Rational Ambiguity and Monitoring the Central Bank
Hughes Hallett, Andrew
In this paper we examine the consequences of having a Central Bank whose preferences are state contingent. This has variously been identified in the literature as a Central Bank that is "rationally inattentive", "risk averse", or "constructively ambiguous". The new feature in this paper is that we show how the private sector is likely to react. There are two possibilities: the public can form rational expectations and internalize the uncertainty about the Bank's preferences in full. Alternatively, and particularly if the process of internalization is costly, it can form a best guess regarding those preferences. This latter case implies a strategy of certainty equivalence.
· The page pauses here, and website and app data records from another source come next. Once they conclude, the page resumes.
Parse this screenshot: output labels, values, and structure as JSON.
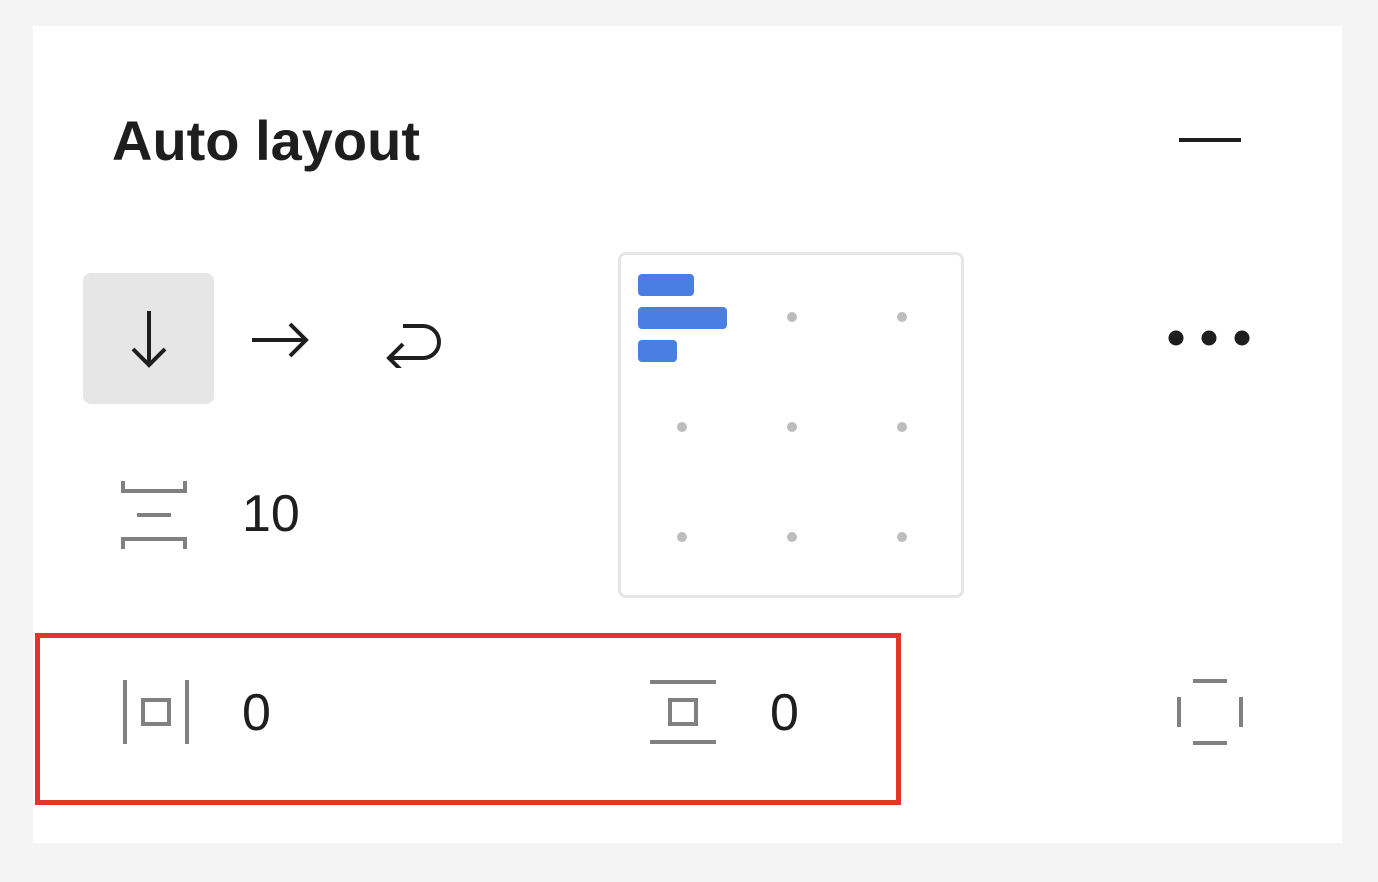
{
  "auto_layout": {
    "title": "Auto layout",
    "collapse_icon": "minus-icon",
    "direction": {
      "options": [
        {
          "icon": "arrow-down-icon",
          "name": "vertical"
        },
        {
          "icon": "arrow-right-icon",
          "name": "horizontal"
        },
        {
          "icon": "wrap-arrow-icon",
          "name": "wrap"
        }
      ],
      "selected": "vertical"
    },
    "gap": {
      "icon": "vertical-spacing-icon",
      "value": "10"
    },
    "alignment": {
      "selected": "top-left",
      "accent": "#4a7ee0"
    },
    "more_icon": "more-horizontal-icon",
    "padding": {
      "horizontal": {
        "icon": "horizontal-padding-icon",
        "value": "0"
      },
      "vertical": {
        "icon": "vertical-padding-icon",
        "value": "0"
      },
      "individual_icon": "individual-padding-icon"
    },
    "highlight_color": "#e5352b"
  }
}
We examine the magnitude of the resulting error in inflation and output if the certainty equivalence approximation is used. Under all reasonable levels of uncertainty, the error turns out to be small. In that case, the certainty equivalence strategy would be "rational". But it involves trading off accepting a deflation bias against the cost of gathering the information needed to calculate the full rational expectations solution.